When they’re spelled out and formalized, joint ventures between two architecture firms mitigate risk for both sides (and for the client). They also offer an opportunity for the two firms to retain work when each offers expertise in some areas, but perhaps not others. It’s a little like the city-states of Athens and Argos teaming up against the Spartans during the Peloponnesian War—and if you think the wartime analogy is a stretch, then you’ve never been in charge of an architecture firm during an economic recession and its aftermath.
Going beyond the joint venture, and to help each other in the bust (and boom) times over the last five years, some Portland, Ore.–based architecture firms—including Ankrom Moisan Architects, Boora Architects, GBD Architects, Opsis Architecture, SRG Partnership, THA Architecture, TVA Architects, and Yost Grube Hall Architecture—have opted to share architects.
It’s pretty straightforward. If one firm has a substantial amount of work in the near term, and doesn’t want to staff up internally, its principals can borrow architects from other firms for discreet periods of time. Both firms sign a contract that details the duration of the “loan,” the compensation for the individual on loan, and the level of flexibility that individual can expect in their schedule. The contract also ensures that the firm receiving support from another firm won’t actively recruit the individual in question.
“Of course, if someone wants to make a move and join another firm, they can,” says Jeff Yrazabal, AIA, a principal at SRG Partnership, “but that process is initiated only by the individual and only outside of the loan agreement.”
SRG has signed loan agreements with three other firms in the area—THA, Opsis, and GBD—and all were positive experiences, according to Yrazabal. “It’s good for our staff to have an opportunity to work closely with others, and when there’s all this activity between firms it feels like the architecture community here is advancing collective knowledge by elevating our respective skill sets,” he says.
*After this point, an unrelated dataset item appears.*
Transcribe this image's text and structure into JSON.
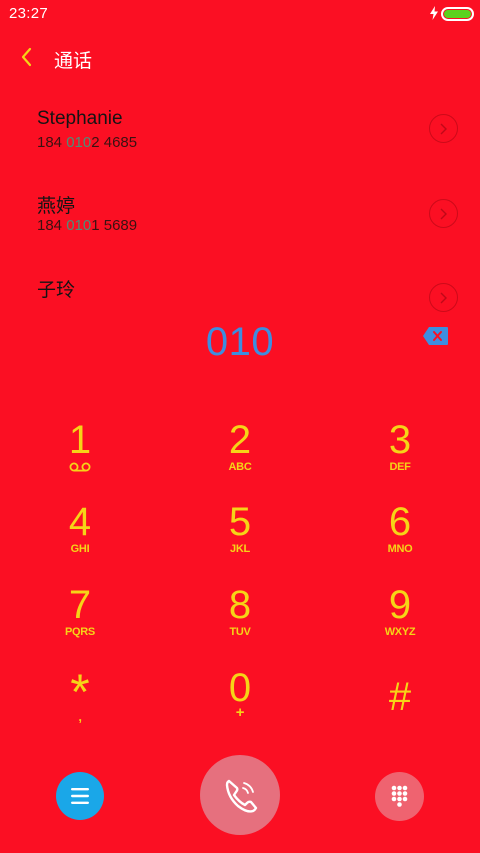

Like anything, however, there’s a potential downside. “The loan idea is risky,” Yrazabal admits, “but the benefits of sharing expertise are far greater than the risks involved.”